Two years ago I was extremely overweight and very unhappy for many, many reasons.
I've been overweight my whole life. Of all the genetic gifts I have received from my family, "naturally thin" is not one of them. I quit playing sports of any kind after middle school. And I like chocolate. A lot. Add that to mild depression and you've got a recipe for disaster.
The picture to the left is of me in Havana, Cuba in June 2007.
Oddly enough, even seeing pictures like this one wasn't enough for me to do something about it.
Months later, in the sticks-to-your-skin kind of heat of August in D.C., I put on the only pair of workout type pants I owned, which were reserved for use on laundry day, and some beat up sneakers and went for a "run". Running sounded like something thin people do. I don't know where the motivation came from to actually do it, but I do know that the running part lasted no longer than 30 seconds. I was totally out of breath and thought I might pass out. I spent the next 20 minutes meandering around the neighborhood while gasping for air before admitting defeat.
I was sweating. And embarrassed. And frustrated. And tired. Oh-so-very tired.
But the next day I bought a workout DVD and did it in the privacy of my apartment. I only made it half-way through a 45 minute DVD but it was a start.
The following week I started going with my roommate to the gym in the morning and did the Couch-to-5k program.I knew if I made a commitment to get up and go with her, I would do it. I thought my lungs might explode every. single. morning. But I did it anyway. I treated it like an early morning job. I put it in my planner. I had to be there or else.
A week after that I decided I couldn't do the food part by myself, so I went to Weight Watchers. With a friend. Just to make sure I really, really wasn't alone. I liked them because I could eat whatever I wanted if I portioned it right. I realized that I needed to be around other people who were struggling and living to tell the tale.
The courage I had built from those two things led to me signing up for a "Newbie Yoga" class series at Tranquil Space. I was probably double the size of the biggest person in the room (a guy, no less). I was sweating to death and I could not hold Down Dog for more than two breaths. In nearly every pose, my whole body shook. But it didn't matter. I felt like a new person after I left each of those classes. Energized and healthy and happy. The mindfulness I was learning on the mat was helping me to be more mindful off of the mat. The teacher talked about how she hadn't always been thin and that yoga was for every body type, which I appreciated. She offered many ways to modify the poses and mentioned that she offered a "Voluptuous Vinyasa Flow" class once a week. I honestly believe that class, which I took for several months before transitioning to Yoga 1, saved me from myself.
I also read anything and everything I could get my hands on about weight loss, nutrition, holistic health, strength training, running, body image, yoga, self-esteem, cooking, etc. I'm pretty sure I single-handedly kept the "health and weight loss" sections of Amazon.com in business for about a year there. I also did web searches ("What is agave nectar?", "Do I need padded butt shorts for spinning?") and read lots and lots of blogs and wrote fairly regularly in a journal.

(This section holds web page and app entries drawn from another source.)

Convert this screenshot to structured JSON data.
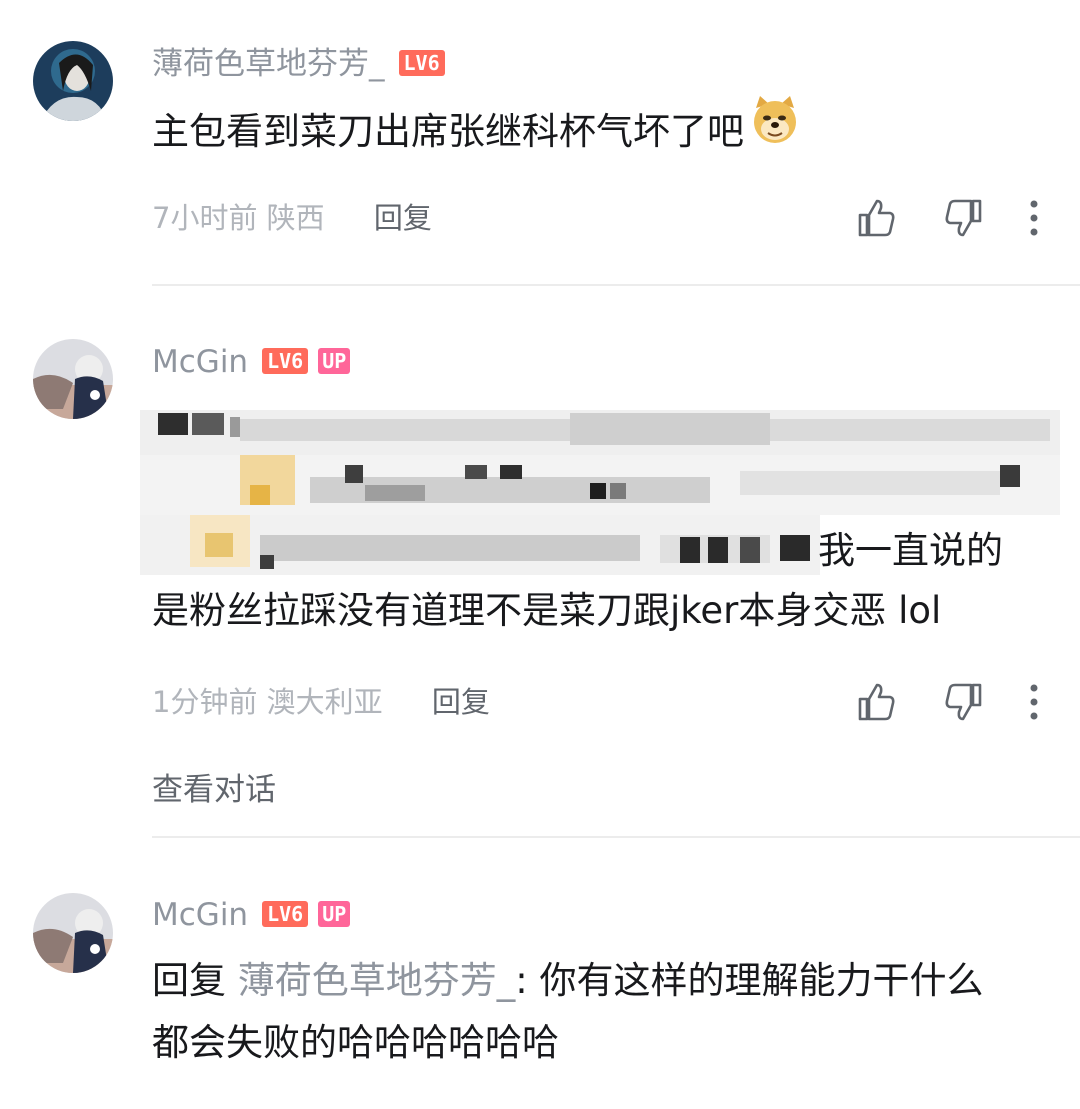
{
  "comments": [
    {
      "username": "薄荷色草地芬芳_",
      "level": "LV6",
      "text": "主包看到菜刀出席张继科杯气坏了吧",
      "emoji": "doge-emoji",
      "time": "7小时前",
      "location": "陕西",
      "reply_label": "回复"
    },
    {
      "username": "McGin",
      "level": "LV6",
      "up_badge": "UP",
      "text_visible_line1": "我一直说的",
      "text_visible_line2": "是粉丝拉踩没有道理不是菜刀跟jker本身交恶 lol",
      "time": "1分钟前",
      "location": "澳大利亚",
      "reply_label": "回复",
      "view_conversation": "查看对话"
    },
    {
      "username": "McGin",
      "level": "LV6",
      "up_badge": "UP",
      "reply_prefix": "回复",
      "mention": "薄荷色草地芬芳_",
      "text_line1": ": 你有这样的理解能力干什么",
      "text_line2": "都会失败的哈哈哈哈哈哈"
    }
  ],
  "icons": [
    "thumbs-up-icon",
    "thumbs-down-icon",
    "more-icon"
  ],
  "colors": {
    "level_badge": "#ff6b5b",
    "up_badge": "#ff6699",
    "meta": "#b1b5bb"
  }
}
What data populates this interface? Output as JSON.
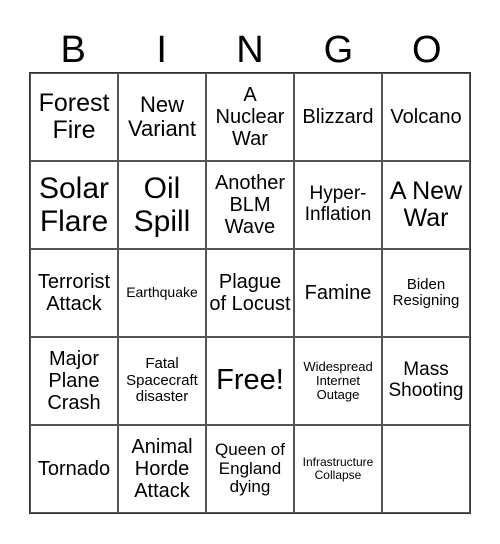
{
  "header": [
    "B",
    "I",
    "N",
    "G",
    "O"
  ],
  "cells": [
    [
      "Forest Fire",
      "New Variant",
      "A Nuclear War",
      "Blizzard",
      "Volcano"
    ],
    [
      "Solar Flare",
      "Oil Spill",
      "Another BLM Wave",
      "Hyper-Inflation",
      "A New War"
    ],
    [
      "Terrorist Attack",
      "Earthquake",
      "Plague of Locust",
      "Famine",
      "Biden Resigning"
    ],
    [
      "Major Plane Crash",
      "Fatal Spacecraft disaster",
      "Free!",
      "Widespread Internet Outage",
      "Mass Shooting"
    ],
    [
      "Tornado",
      "Animal Horde Attack",
      "Queen of England dying",
      "Infrastructure Collapse",
      ""
    ]
  ]
}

Then came slightly more advanced yoga classes. And belly dance classes. And, most recently, spinning classes.
This is me so far:
Since August 2007, I have lost about 70 pounds. I try to eat mostly whole grains, lots of veggies and cook for myself. But I still love chocolate. And bread. And cupcakes. Just in moderation. I feel like I've been relearning how to take care of myself with food.
I put back on a few pounds within the past couple of months (that's what working full-time while going to graduate school part-time will do to a person). But it's a marathon, not a sprint. And I will lose the last 30 like I did the first 70. Pound by pound, day by day, meal by meal, thought by thought. I will battle this for the rest of my life but unlike before, I now know how to battle it.
This journey has become more about finding myself, getting inspired, and getting healthy, and not necessarily just about getting skinny. I'm a size 12 and if I never get any smaller than that, so be it. It's been about doing things I never, ever thought I'd do. It's about putting myself out there. It's about trusting myself and the universe.
Mostly, the journey so far has been about getting happy. I feel like I've gotten a second chance at life, as dramatic as that sounds, and I intend to take advantage of every single second of it.